__Exercise description__:
Each record below is to be restated word for word.

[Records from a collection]
··········

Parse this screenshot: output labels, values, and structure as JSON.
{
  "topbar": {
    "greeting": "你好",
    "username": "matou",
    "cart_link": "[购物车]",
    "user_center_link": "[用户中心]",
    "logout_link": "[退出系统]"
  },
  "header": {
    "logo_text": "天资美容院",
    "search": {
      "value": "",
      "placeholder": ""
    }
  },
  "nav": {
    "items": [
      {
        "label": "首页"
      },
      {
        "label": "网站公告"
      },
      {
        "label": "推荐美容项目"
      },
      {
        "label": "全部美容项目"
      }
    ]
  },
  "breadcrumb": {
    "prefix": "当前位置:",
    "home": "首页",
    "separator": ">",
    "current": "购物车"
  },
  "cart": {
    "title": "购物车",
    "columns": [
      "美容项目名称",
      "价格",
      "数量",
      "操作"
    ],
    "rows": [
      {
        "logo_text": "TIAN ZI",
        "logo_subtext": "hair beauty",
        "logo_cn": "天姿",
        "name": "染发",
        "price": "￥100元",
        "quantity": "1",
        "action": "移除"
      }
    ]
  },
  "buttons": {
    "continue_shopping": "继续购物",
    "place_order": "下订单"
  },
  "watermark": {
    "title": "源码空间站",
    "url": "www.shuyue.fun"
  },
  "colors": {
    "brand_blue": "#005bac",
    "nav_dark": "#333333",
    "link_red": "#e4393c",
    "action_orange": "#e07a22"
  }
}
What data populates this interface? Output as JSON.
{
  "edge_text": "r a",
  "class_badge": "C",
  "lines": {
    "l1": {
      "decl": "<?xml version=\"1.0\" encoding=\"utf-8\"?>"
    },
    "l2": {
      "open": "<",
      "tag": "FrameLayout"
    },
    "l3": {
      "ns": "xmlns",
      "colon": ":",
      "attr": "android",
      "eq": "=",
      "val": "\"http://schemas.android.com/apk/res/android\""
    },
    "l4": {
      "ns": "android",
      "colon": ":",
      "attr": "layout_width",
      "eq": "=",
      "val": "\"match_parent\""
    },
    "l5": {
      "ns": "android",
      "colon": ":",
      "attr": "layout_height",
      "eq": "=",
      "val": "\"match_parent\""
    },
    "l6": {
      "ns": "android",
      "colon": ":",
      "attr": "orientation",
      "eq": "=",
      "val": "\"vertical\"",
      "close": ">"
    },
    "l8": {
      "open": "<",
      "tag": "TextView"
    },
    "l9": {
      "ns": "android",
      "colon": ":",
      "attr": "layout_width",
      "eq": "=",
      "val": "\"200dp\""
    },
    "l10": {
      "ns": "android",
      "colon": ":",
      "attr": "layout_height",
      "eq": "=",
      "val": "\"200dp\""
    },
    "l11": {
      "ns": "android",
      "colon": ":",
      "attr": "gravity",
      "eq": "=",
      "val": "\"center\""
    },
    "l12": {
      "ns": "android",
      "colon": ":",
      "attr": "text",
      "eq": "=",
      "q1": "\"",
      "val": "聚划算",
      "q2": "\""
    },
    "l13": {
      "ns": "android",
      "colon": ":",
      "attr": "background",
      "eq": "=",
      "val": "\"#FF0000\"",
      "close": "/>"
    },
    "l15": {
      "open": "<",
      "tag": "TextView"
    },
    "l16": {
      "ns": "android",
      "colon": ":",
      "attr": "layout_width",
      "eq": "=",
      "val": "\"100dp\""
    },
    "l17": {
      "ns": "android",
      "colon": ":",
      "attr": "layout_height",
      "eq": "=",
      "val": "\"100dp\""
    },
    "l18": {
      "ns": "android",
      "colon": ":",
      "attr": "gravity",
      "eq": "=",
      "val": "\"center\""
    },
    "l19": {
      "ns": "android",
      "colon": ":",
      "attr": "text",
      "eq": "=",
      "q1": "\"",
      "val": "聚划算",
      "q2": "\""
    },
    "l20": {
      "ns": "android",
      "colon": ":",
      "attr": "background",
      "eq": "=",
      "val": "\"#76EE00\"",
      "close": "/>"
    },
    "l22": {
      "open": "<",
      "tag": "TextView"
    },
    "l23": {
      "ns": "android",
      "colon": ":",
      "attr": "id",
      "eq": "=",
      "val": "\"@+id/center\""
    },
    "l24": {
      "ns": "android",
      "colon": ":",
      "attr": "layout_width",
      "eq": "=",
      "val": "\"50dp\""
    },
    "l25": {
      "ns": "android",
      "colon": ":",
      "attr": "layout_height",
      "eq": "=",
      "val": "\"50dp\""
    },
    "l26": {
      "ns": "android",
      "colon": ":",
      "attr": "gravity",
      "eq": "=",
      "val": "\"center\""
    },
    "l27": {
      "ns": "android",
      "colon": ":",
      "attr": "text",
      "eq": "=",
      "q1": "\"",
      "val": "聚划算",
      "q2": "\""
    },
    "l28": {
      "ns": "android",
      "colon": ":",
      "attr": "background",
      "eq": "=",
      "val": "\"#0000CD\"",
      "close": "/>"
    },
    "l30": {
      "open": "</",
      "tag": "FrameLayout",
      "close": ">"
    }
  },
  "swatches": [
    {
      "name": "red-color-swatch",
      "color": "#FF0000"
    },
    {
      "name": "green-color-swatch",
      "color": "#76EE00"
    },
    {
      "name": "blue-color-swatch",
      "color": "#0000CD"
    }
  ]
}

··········

__Exercise response__:
Parse this screenshot: output labels, values, and structure as JSON.
{
  "topbar": {
    "greeting": "你好",
    "username": "matou",
    "cart_link": "[购物车]",
    "user_center_link": "[用户中心]",
    "logout_link": "[退出系统]"
  },
  "header": {
    "logo_text": "天资美容院",
    "search": {
      "value": "",
      "placeholder": ""
    }
  },
  "nav": {
    "items": [
      {
        "label": "首页"
      },
      {
        "label": "网站公告"
      },
      {
        "label": "推荐美容项目"
      },
      {
        "label": "全部美容项目"
      }
    ]
  },
  "breadcrumb": {
    "prefix": "当前位置:",
    "home": "首页",
    "separator": ">",
    "current": "购物车"
  },
  "cart": {
    "title": "购物车",
    "columns": [
      "美容项目名称",
      "价格",
      "数量",
      "操作"
    ],
    "rows": [
      {
        "logo_text": "TIAN ZI",
        "logo_subtext": "hair beauty",
        "logo_cn": "天姿",
        "name": "染发",
        "price": "￥100元",
        "quantity": "1",
        "action": "移除"
      }
    ]
  },
  "buttons": {
    "continue_shopping": "继续购物",
    "place_order": "下订单"
  },
  "watermark": {
    "title": "源码空间站",
    "url": "www.shuyue.fun"
  },
  "colors": {
    "brand_blue": "#005bac",
    "nav_dark": "#333333",
    "link_red": "#e4393c",
    "action_orange": "#e07a22"
  }
}
What data populates this interface? Output as JSON.
{
  "edge_text": "r a",
  "class_badge": "C",
  "lines": {
    "l1": {
      "decl": "<?xml version=\"1.0\" encoding=\"utf-8\"?>"
    },
    "l2": {
      "open": "<",
      "tag": "FrameLayout"
    },
    "l3": {
      "ns": "xmlns",
      "colon": ":",
      "attr": "android",
      "eq": "=",
      "val": "\"http://schemas.android.com/apk/res/android\""
    },
    "l4": {
      "ns": "android",
      "colon": ":",
      "attr": "layout_width",
      "eq": "=",
      "val": "\"match_parent\""
    },
    "l5": {
      "ns": "android",
      "colon": ":",
      "attr": "layout_height",
      "eq": "=",
      "val": "\"match_parent\""
    },
    "l6": {
      "ns": "android",
      "colon": ":",
      "attr": "orientation",
      "eq": "=",
      "val": "\"vertical\"",
      "close": ">"
    },
    "l8": {
      "open": "<",
      "tag": "TextView"
    },
    "l9": {
      "ns": "android",
      "colon": ":",
      "attr": "layout_width",
      "eq": "=",
      "val": "\"200dp\""
    },
    "l10": {
      "ns": "android",
      "colon": ":",
      "attr": "layout_height",
      "eq": "=",
      "val": "\"200dp\""
    },
    "l11": {
      "ns": "android",
      "colon": ":",
      "attr": "gravity",
      "eq": "=",
      "val": "\"center\""
    },
    "l12": {
      "ns": "android",
      "colon": ":",
      "attr": "text",
      "eq": "=",
      "q1": "\"",
      "val": "聚划算",
      "q2": "\""
    },
    "l13": {
      "ns": "android",
      "colon": ":",
      "attr": "background",
      "eq": "=",
      "val": "\"#FF0000\"",
      "close": "/>"
    },
    "l15": {
      "open": "<",
      "tag": "TextView"
    },
    "l16": {
      "ns": "android",
      "colon": ":",
      "attr": "layout_width",
      "eq": "=",
      "val": "\"100dp\""
    },
    "l17": {
      "ns": "android",
      "colon": ":",
      "attr": "layout_height",
      "eq": "=",
      "val": "\"100dp\""
    },
    "l18": {
      "ns": "android",
      "colon": ":",
      "attr": "gravity",
      "eq": "=",
      "val": "\"center\""
    },
    "l19": {
      "ns": "android",
      "colon": ":",
      "attr": "text",
      "eq": "=",
      "q1": "\"",
      "val": "聚划算",
      "q2": "\""
    },
    "l20": {
      "ns": "android",
      "colon": ":",
      "attr": "background",
      "eq": "=",
      "val": "\"#76EE00\"",
      "close": "/>"
    },
    "l22": {
      "open": "<",
      "tag": "TextView"
    },
    "l23": {
      "ns": "android",
      "colon": ":",
      "attr": "id",
      "eq": "=",
      "val": "\"@+id/center\""
    },
    "l24": {
      "ns": "android",
      "colon": ":",
      "attr": "layout_width",
      "eq": "=",
      "val": "\"50dp\""
    },
    "l25": {
      "ns": "android",
      "colon": ":",
      "attr": "layout_height",
      "eq": "=",
      "val": "\"50dp\""
    },
    "l26": {
      "ns": "android",
      "colon": ":",
      "attr": "gravity",
      "eq": "=",
      "val": "\"center\""
    },
    "l27": {
      "ns": "android",
      "colon": ":",
      "attr": "text",
      "eq": "=",
      "q1": "\"",
      "val": "聚划算",
      "q2": "\""
    },
    "l28": {
      "ns": "android",
      "colon": ":",
      "attr": "background",
      "eq": "=",
      "val": "\"#0000CD\"",
      "close": "/>"
    },
    "l30": {
      "open": "</",
      "tag": "FrameLayout",
      "close": ">"
    }
  },
  "swatches": [
    {
      "name": "red-color-swatch",
      "color": "#FF0000"
    },
    {
      "name": "green-color-swatch",
      "color": "#76EE00"
    },
    {
      "name": "blue-color-swatch",
      "color": "#0000CD"
    }
  ]
}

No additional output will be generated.